Requirement - A faithful, complete copy of the records is required.

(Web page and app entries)

/---

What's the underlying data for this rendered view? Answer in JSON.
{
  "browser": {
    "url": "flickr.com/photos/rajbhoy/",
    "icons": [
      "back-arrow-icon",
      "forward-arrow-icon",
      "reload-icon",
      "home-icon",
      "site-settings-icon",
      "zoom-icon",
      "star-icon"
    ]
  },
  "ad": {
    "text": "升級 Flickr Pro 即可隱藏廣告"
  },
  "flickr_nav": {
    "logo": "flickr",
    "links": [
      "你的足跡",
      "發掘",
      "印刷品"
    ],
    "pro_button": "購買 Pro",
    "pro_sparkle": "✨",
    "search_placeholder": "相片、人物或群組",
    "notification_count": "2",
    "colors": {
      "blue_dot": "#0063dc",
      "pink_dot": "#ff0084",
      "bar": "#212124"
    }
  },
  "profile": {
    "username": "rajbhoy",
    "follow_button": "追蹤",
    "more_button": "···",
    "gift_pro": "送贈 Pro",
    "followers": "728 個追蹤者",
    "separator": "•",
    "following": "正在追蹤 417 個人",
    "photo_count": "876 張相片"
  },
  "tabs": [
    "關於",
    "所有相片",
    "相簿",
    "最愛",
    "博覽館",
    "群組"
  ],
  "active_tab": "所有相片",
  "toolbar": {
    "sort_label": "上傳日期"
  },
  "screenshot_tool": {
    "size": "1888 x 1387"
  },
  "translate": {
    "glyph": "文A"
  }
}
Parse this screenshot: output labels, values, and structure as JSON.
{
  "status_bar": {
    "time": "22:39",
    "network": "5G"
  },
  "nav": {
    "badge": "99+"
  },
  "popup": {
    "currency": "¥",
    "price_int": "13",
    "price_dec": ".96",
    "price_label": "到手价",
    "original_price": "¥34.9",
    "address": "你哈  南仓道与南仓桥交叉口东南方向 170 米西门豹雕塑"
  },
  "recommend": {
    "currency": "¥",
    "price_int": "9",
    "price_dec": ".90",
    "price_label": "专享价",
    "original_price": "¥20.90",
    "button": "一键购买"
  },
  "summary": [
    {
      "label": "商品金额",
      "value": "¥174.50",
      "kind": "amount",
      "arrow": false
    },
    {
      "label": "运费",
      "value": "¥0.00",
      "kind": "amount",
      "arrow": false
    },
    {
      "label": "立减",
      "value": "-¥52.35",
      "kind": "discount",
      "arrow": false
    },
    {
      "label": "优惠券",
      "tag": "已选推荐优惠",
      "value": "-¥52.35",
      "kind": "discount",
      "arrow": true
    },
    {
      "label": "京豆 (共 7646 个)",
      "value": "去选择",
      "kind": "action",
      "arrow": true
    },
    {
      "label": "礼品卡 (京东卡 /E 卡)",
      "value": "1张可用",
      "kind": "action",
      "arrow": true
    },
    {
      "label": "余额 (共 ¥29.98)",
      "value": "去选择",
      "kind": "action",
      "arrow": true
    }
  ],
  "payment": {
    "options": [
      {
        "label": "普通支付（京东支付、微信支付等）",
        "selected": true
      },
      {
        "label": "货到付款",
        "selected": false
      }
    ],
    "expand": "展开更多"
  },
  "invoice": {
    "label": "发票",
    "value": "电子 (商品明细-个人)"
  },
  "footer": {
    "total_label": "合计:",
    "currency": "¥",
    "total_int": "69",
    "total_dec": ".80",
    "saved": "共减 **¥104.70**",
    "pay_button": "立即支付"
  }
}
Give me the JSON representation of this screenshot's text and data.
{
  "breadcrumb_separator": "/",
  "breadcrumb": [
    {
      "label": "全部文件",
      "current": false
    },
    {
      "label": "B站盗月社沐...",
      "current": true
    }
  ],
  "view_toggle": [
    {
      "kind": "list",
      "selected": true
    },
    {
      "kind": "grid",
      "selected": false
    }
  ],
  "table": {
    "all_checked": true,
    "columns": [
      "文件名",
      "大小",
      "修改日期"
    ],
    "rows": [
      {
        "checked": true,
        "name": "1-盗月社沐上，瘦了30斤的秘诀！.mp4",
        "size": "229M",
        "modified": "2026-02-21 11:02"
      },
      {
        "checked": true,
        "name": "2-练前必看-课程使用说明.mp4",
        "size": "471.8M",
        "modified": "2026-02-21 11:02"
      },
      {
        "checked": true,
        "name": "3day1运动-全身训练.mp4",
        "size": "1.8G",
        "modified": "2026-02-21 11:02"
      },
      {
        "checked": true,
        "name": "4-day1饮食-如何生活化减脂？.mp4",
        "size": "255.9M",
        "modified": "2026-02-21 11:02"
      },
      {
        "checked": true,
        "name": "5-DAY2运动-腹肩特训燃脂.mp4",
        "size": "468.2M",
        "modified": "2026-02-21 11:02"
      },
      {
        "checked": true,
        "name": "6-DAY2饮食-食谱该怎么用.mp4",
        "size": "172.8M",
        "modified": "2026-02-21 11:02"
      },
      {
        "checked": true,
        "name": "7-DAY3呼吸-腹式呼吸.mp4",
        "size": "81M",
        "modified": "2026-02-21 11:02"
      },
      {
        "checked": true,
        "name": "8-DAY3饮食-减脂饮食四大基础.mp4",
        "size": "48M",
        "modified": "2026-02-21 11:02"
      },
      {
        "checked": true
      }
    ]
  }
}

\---

Result of this task -
What's the underlying data for this rendered view? Answer in JSON.
{
  "browser": {
    "url": "flickr.com/photos/rajbhoy/",
    "icons": [
      "back-arrow-icon",
      "forward-arrow-icon",
      "reload-icon",
      "home-icon",
      "site-settings-icon",
      "zoom-icon",
      "star-icon"
    ]
  },
  "ad": {
    "text": "升級 Flickr Pro 即可隱藏廣告"
  },
  "flickr_nav": {
    "logo": "flickr",
    "links": [
      "你的足跡",
      "發掘",
      "印刷品"
    ],
    "pro_button": "購買 Pro",
    "pro_sparkle": "✨",
    "search_placeholder": "相片、人物或群組",
    "notification_count": "2",
    "colors": {
      "blue_dot": "#0063dc",
      "pink_dot": "#ff0084",
      "bar": "#212124"
    }
  },
  "profile": {
    "username": "rajbhoy",
    "follow_button": "追蹤",
    "more_button": "···",
    "gift_pro": "送贈 Pro",
    "followers": "728 個追蹤者",
    "separator": "•",
    "following": "正在追蹤 417 個人",
    "photo_count": "876 張相片"
  },
  "tabs": [
    "關於",
    "所有相片",
    "相簿",
    "最愛",
    "博覽館",
    "群組"
  ],
  "active_tab": "所有相片",
  "toolbar": {
    "sort_label": "上傳日期"
  },
  "screenshot_tool": {
    "size": "1888 x 1387"
  },
  "translate": {
    "glyph": "文A"
  }
}
Parse this screenshot: output labels, values, and structure as JSON.
{
  "status_bar": {
    "time": "22:39",
    "network": "5G"
  },
  "nav": {
    "badge": "99+"
  },
  "popup": {
    "currency": "¥",
    "price_int": "13",
    "price_dec": ".96",
    "price_label": "到手价",
    "original_price": "¥34.9",
    "address": "你哈  南仓道与南仓桥交叉口东南方向 170 米西门豹雕塑"
  },
  "recommend": {
    "currency": "¥",
    "price_int": "9",
    "price_dec": ".90",
    "price_label": "专享价",
    "original_price": "¥20.90",
    "button": "一键购买"
  },
  "summary": [
    {
      "label": "商品金额",
      "value": "¥174.50",
      "kind": "amount",
      "arrow": false
    },
    {
      "label": "运费",
      "value": "¥0.00",
      "kind": "amount",
      "arrow": false
    },
    {
      "label": "立减",
      "value": "-¥52.35",
      "kind": "discount",
      "arrow": false
    },
    {
      "label": "优惠券",
      "tag": "已选推荐优惠",
      "value": "-¥52.35",
      "kind": "discount",
      "arrow": true
    },
    {
      "label": "京豆 (共 7646 个)",
      "value": "去选择",
      "kind": "action",
      "arrow": true
    },
    {
      "label": "礼品卡 (京东卡 /E 卡)",
      "value": "1张可用",
      "kind": "action",
      "arrow": true
    },
    {
      "label": "余额 (共 ¥29.98)",
      "value": "去选择",
      "kind": "action",
      "arrow": true
    }
  ],
  "payment": {
    "options": [
      {
        "label": "普通支付（京东支付、微信支付等）",
        "selected": true
      },
      {
        "label": "货到付款",
        "selected": false
      }
    ],
    "expand": "展开更多"
  },
  "invoice": {
    "label": "发票",
    "value": "电子 (商品明细-个人)"
  },
  "footer": {
    "total_label": "合计:",
    "currency": "¥",
    "total_int": "69",
    "total_dec": ".80",
    "saved": "共减 **¥104.70**",
    "pay_button": "立即支付"
  }
}
Give me the JSON representation of this screenshot's text and data.
{
  "breadcrumb_separator": "/",
  "breadcrumb": [
    {
      "label": "全部文件",
      "current": false
    },
    {
      "label": "B站盗月社沐...",
      "current": true
    }
  ],
  "view_toggle": [
    {
      "kind": "list",
      "selected": true
    },
    {
      "kind": "grid",
      "selected": false
    }
  ],
  "table": {
    "all_checked": true,
    "columns": [
      "文件名",
      "大小",
      "修改日期"
    ],
    "rows": [
      {
        "checked": true,
        "name": "1-盗月社沐上，瘦了30斤的秘诀！.mp4",
        "size": "229M",
        "modified": "2026-02-21 11:02"
      },
      {
        "checked": true,
        "name": "2-练前必看-课程使用说明.mp4",
        "size": "471.8M",
        "modified": "2026-02-21 11:02"
      },
      {
        "checked": true,
        "name": "3day1运动-全身训练.mp4",
        "size": "1.8G",
        "modified": "2026-02-21 11:02"
      },
      {
        "checked": true,
        "name": "4-day1饮食-如何生活化减脂？.mp4",
        "size": "255.9M",
        "modified": "2026-02-21 11:02"
      },
      {
        "checked": true,
        "name": "5-DAY2运动-腹肩特训燃脂.mp4",
        "size": "468.2M",
        "modified": "2026-02-21 11:02"
      },
      {
        "checked": true,
        "name": "6-DAY2饮食-食谱该怎么用.mp4",
        "size": "172.8M",
        "modified": "2026-02-21 11:02"
      },
      {
        "checked": true,
        "name": "7-DAY3呼吸-腹式呼吸.mp4",
        "size": "81M",
        "modified": "2026-02-21 11:02"
      },
      {
        "checked": true,
        "name": "8-DAY3饮食-减脂饮食四大基础.mp4",
        "size": "48M",
        "modified": "2026-02-21 11:02"
      },
      {
        "checked": true
      }
    ]
  }
}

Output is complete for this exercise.